◆ INFORMATION SHOWN
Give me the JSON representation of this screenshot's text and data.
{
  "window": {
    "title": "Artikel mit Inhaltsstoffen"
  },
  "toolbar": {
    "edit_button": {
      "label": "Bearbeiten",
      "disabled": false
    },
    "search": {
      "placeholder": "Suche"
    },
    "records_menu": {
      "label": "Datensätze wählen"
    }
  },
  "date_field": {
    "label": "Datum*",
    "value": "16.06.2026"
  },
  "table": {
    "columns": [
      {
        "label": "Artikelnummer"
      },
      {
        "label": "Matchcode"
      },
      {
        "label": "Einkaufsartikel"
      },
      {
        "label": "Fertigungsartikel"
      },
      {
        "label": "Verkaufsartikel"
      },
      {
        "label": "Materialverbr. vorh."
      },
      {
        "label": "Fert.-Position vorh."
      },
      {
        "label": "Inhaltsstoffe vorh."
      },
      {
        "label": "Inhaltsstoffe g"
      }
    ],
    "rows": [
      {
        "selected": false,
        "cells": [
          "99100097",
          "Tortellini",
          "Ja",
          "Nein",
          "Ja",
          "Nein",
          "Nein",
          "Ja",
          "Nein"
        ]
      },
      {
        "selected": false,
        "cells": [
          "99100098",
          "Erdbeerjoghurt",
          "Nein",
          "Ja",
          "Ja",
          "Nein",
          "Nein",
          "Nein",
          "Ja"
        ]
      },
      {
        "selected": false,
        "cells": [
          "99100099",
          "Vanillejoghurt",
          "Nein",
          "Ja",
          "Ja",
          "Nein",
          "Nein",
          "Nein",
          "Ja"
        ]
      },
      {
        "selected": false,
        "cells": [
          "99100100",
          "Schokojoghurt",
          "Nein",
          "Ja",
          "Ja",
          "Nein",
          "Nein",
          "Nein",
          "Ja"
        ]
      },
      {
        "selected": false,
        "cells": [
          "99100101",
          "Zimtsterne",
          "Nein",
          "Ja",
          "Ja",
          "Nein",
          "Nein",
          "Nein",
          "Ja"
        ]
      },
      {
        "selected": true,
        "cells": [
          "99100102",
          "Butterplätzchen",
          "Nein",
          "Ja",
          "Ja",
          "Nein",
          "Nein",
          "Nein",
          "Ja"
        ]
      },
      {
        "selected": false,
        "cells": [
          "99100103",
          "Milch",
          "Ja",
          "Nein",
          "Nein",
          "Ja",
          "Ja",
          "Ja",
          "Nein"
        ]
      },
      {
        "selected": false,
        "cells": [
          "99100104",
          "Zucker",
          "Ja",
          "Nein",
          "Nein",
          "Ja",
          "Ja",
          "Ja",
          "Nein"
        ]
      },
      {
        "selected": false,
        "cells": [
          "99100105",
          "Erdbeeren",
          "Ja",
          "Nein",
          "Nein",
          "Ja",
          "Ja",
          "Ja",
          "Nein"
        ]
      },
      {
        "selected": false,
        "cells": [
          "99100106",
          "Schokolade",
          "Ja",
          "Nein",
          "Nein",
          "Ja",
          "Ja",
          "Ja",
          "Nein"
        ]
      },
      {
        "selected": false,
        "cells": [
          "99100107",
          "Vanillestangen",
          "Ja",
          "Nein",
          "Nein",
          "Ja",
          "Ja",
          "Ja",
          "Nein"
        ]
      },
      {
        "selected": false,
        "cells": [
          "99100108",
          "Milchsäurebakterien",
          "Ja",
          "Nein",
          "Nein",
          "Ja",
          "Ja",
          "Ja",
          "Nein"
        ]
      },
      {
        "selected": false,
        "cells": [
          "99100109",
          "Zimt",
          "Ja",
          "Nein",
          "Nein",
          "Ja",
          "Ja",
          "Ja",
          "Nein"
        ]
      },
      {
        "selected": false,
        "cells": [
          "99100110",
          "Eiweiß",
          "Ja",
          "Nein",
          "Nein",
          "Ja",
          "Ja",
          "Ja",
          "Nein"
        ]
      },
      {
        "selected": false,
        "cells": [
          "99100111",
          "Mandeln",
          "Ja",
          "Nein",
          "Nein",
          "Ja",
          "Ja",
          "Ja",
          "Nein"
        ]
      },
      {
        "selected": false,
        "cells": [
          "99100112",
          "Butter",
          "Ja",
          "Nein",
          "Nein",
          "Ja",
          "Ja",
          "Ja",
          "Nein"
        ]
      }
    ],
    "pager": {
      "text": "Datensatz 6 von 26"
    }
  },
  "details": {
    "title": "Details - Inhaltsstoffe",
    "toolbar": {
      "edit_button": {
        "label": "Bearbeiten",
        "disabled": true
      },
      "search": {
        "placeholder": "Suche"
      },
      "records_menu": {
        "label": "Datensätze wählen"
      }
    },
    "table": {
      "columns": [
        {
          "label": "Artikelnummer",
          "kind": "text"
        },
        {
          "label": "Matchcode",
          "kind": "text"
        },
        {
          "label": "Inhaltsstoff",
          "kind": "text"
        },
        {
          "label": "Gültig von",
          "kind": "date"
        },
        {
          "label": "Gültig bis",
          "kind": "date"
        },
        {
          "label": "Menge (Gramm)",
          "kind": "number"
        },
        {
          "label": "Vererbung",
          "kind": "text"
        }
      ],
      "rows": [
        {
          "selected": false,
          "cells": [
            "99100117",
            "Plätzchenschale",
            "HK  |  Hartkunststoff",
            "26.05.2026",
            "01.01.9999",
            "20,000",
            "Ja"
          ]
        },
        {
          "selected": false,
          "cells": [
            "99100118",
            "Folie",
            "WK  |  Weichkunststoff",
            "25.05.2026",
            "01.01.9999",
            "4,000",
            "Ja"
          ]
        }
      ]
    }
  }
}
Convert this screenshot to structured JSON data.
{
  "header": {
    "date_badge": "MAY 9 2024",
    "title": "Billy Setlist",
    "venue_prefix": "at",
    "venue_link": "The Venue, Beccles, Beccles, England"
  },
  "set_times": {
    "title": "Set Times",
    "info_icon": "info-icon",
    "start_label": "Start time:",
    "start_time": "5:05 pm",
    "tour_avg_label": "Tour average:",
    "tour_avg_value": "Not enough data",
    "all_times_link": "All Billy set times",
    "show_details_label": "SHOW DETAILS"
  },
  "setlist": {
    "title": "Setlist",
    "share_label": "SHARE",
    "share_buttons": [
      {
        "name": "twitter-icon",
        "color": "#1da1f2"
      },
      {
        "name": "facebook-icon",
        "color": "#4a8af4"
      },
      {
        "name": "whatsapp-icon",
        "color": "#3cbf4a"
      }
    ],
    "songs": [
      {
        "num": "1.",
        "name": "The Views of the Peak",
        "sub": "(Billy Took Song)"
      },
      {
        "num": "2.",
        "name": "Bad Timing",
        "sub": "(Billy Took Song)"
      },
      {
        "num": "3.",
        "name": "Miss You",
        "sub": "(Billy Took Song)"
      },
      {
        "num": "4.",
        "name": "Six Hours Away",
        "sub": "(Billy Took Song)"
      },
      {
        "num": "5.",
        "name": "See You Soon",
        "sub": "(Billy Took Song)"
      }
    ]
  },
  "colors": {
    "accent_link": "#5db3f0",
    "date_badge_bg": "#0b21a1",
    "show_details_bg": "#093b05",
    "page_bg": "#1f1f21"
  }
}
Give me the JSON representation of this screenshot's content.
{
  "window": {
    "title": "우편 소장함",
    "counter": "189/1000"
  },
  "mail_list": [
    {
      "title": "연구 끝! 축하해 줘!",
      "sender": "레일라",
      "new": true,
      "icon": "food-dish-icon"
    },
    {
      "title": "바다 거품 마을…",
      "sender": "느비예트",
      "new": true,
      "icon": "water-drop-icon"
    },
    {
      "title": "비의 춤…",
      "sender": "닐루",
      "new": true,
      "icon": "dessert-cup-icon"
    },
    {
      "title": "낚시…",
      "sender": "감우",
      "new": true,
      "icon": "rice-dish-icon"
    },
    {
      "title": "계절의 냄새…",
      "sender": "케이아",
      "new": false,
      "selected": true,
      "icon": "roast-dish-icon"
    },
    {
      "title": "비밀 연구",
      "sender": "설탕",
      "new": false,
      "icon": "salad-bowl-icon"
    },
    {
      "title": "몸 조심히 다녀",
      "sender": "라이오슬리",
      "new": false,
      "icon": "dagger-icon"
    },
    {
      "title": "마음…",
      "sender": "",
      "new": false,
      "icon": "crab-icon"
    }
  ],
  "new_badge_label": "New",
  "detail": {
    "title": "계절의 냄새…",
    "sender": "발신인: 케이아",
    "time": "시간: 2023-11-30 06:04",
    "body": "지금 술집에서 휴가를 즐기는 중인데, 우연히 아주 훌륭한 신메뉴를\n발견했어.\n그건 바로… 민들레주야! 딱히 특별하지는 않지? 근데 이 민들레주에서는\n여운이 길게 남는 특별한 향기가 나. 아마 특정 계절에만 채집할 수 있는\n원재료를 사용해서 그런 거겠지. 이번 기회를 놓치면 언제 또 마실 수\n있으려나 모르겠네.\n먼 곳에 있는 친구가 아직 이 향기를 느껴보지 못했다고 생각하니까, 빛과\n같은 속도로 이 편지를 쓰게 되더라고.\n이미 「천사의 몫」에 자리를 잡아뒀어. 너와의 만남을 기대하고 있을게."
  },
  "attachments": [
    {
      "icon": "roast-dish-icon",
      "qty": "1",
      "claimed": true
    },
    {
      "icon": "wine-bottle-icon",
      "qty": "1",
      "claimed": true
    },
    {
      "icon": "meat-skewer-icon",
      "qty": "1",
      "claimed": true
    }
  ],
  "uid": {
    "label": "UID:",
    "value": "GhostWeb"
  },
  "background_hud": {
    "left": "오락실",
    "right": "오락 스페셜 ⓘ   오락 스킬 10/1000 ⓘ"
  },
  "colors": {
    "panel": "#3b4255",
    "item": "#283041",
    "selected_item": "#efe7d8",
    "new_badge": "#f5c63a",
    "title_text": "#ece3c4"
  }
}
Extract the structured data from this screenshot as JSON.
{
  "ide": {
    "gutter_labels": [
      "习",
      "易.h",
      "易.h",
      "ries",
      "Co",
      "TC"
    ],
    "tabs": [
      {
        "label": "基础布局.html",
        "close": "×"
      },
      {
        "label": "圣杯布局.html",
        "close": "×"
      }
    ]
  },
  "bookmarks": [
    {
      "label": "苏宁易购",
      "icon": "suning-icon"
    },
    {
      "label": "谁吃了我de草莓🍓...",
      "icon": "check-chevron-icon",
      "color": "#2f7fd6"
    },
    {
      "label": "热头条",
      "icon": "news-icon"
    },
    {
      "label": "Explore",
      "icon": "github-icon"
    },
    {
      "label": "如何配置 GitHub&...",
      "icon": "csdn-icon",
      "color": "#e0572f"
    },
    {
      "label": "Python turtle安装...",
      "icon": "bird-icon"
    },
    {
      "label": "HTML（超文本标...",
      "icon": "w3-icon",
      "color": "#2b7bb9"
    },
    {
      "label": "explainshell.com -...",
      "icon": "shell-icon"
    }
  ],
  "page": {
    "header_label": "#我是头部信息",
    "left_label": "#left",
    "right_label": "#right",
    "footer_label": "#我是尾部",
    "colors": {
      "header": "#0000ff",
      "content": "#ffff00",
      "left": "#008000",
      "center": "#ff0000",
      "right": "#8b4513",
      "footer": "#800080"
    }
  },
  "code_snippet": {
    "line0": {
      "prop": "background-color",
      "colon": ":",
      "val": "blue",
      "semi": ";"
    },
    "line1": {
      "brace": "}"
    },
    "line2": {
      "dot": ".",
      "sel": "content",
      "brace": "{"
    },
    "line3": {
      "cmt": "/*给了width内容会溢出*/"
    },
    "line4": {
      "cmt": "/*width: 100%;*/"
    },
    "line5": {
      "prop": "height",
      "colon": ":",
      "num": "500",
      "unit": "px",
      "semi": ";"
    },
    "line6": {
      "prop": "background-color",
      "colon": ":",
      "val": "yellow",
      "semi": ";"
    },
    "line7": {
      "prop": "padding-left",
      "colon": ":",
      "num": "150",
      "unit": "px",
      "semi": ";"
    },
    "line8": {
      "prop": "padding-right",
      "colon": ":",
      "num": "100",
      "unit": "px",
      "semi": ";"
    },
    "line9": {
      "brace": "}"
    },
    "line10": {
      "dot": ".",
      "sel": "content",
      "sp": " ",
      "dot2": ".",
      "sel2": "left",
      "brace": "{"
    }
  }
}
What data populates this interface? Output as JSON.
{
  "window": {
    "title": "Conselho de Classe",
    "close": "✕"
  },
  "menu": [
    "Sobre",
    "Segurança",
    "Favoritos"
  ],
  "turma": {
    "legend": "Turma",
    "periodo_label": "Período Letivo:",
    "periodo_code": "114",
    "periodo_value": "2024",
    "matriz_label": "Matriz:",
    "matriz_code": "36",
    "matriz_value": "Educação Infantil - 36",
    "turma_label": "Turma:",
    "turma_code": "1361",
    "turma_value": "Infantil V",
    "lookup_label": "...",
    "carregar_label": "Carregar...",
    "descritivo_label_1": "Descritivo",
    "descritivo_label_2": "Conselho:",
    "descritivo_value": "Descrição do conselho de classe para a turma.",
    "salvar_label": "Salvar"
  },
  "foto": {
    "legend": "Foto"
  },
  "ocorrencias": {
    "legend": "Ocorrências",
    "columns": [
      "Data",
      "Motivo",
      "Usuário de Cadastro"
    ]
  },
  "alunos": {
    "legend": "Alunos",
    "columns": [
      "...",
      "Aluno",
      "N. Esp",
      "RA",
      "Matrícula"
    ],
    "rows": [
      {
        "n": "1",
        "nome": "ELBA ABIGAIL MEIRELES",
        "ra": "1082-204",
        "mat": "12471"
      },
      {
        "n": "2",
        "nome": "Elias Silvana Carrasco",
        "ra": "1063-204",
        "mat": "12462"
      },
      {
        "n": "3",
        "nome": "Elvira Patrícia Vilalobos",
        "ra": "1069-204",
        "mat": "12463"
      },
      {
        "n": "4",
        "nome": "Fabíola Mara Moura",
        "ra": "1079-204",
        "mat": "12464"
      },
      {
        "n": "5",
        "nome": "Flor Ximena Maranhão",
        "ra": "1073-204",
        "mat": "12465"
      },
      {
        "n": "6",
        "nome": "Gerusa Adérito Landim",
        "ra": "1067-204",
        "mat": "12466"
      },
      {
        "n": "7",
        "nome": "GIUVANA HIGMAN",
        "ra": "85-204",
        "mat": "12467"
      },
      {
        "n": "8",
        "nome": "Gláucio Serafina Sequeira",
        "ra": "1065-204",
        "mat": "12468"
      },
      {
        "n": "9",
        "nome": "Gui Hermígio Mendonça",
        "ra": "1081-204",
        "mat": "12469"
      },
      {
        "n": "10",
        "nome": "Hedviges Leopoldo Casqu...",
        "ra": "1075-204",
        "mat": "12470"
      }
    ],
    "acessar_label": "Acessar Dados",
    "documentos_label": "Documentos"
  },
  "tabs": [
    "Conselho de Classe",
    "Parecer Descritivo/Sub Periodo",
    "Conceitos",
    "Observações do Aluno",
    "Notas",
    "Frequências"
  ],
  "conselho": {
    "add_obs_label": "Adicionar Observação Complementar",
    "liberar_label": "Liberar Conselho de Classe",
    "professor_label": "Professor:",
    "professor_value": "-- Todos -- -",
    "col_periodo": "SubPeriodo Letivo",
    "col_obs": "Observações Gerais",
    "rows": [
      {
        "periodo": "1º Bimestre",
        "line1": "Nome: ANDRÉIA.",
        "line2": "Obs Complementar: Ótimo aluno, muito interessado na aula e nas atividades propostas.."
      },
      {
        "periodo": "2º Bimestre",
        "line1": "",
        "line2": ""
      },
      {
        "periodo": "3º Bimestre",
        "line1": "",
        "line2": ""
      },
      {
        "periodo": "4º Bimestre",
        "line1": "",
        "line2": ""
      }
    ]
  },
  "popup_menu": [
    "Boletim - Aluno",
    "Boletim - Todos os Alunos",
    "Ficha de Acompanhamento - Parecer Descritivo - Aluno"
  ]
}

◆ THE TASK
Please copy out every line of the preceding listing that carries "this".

◆ REPLY TO THE EXERCISE
Give me the JSON representation of this screenshot's text and data.
Convert this screenshot to structured JSON data.
Give me the JSON representation of this screenshot's content.
Extract the structured data from this screenshot as JSON.
What data populates this interface? Output as JSON.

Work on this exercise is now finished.